From Human Ethology listserv:
Wed Jul 30, 2014 5:36 am (PDT) . Posted by:
“Jay Feierman” jrfeier
Outsider Scientists:Routes to Innovation in Biology
Oren Harman & Michael R Dietrich eds 2013
Univ Chicago Press
Life science can start to feel like a pretty insular world to those who
spend countless hours at lab benches.
Specific disciplines operate inside of conceptual silos, PIs from diverse
fields suckle at the same crowded NIH teats, and a limited cadre of
thought leaders set research priorities for decades within some areas of
It’s helpful, then, to remember that the life sciences have been shaped &
promoted by non-biologists.
That’s the crystalline message of Outsider Scientists, a collection of
essays edited by science historian Oren Harman & science philosopher
Michael Dietrich, who compare biology to “a duck-billed platypus ‹
something that appears chimeric, yet is fully rooted in its own historical
lineage of accumulating adaptations, tinkering & change.”
The essays are portraits of those tinkerers who shaped biology without
first amassing pedigrees in the fields they impacted.
Harman & Dietrich cleverly parse these sketches into 6 parts:
- outsiders before the discipline of biology even coalesced as a science,
- outsiders from the physical sciences,
- outsiders from mathematics,
- outsiders from the human sciences,
- insider-outsiders (biologists who switched fields within the life
- outsiders from informatics.

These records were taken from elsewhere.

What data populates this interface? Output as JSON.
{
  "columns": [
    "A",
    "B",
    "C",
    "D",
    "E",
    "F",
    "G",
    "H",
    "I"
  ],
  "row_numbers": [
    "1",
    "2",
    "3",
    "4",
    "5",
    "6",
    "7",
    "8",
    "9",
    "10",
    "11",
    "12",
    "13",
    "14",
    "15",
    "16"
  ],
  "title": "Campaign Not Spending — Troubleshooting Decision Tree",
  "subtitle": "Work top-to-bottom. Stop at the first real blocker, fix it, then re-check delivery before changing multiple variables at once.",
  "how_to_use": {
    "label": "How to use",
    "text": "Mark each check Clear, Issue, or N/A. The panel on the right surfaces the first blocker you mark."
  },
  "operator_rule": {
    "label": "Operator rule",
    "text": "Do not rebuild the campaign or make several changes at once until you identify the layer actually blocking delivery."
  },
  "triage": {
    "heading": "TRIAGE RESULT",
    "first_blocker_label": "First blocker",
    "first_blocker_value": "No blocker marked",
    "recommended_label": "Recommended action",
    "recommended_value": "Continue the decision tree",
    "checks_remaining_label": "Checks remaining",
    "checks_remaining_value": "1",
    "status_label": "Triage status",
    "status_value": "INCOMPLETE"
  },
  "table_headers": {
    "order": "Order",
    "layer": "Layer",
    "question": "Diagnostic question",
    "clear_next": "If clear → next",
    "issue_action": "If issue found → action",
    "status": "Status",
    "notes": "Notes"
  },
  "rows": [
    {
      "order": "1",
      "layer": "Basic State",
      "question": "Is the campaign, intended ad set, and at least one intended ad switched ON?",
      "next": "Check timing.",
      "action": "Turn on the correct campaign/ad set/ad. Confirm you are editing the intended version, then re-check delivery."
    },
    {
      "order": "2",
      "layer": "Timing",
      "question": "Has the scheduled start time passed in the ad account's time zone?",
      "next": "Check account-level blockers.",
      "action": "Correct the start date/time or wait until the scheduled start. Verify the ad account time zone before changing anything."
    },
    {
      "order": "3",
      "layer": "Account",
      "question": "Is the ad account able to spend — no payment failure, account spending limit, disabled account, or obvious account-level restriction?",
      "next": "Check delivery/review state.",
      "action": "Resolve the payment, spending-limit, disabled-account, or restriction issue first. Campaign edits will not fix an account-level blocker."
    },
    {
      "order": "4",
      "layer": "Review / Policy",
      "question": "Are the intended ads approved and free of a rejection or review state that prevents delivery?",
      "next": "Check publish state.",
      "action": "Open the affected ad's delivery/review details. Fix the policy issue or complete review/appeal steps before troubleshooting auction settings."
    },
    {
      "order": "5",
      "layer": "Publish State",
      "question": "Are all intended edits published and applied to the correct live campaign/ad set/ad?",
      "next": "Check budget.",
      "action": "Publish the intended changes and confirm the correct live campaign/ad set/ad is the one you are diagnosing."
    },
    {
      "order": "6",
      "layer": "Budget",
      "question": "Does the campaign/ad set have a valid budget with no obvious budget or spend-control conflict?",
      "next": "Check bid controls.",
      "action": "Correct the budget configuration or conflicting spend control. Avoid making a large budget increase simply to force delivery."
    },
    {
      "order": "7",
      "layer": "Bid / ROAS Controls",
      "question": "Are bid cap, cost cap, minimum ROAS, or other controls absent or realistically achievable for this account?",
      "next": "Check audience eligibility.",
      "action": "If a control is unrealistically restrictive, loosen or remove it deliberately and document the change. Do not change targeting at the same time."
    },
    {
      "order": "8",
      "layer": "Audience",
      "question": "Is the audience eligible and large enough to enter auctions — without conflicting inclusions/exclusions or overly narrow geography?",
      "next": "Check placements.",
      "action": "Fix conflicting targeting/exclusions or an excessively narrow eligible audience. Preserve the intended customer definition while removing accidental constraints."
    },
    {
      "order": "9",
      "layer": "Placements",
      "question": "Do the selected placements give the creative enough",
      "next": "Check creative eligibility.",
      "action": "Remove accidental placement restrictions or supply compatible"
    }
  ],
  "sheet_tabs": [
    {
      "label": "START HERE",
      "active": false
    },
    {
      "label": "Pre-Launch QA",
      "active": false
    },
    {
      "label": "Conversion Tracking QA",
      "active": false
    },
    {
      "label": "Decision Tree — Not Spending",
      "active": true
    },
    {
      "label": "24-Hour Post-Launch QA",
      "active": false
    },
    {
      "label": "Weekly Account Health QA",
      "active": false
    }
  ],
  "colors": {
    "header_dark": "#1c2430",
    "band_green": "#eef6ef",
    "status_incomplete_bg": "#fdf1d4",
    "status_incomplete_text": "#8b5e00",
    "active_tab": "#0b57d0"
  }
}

Each section introduces the reader to voices that have changed &
challenged biological dogma throughout the centuries:
some of the names are familiar & canonical: Mendel, Pasteur, Pauling,
others are less so: Nicolas Rashevsky, Elaine Morgan, Ilya Metchnikoff.
Each portrait, though, is a fascinating look at how the uninitiated (or
semi-initiated) are sometimes precisely the right people to inject fresh
thinking into this ever-morphing field of scientific inquiry.
Erika Lorraine Milam pp.223-237
Dunking the Tarzanists:
Elaine Morgan and the Aquatic Ape Theory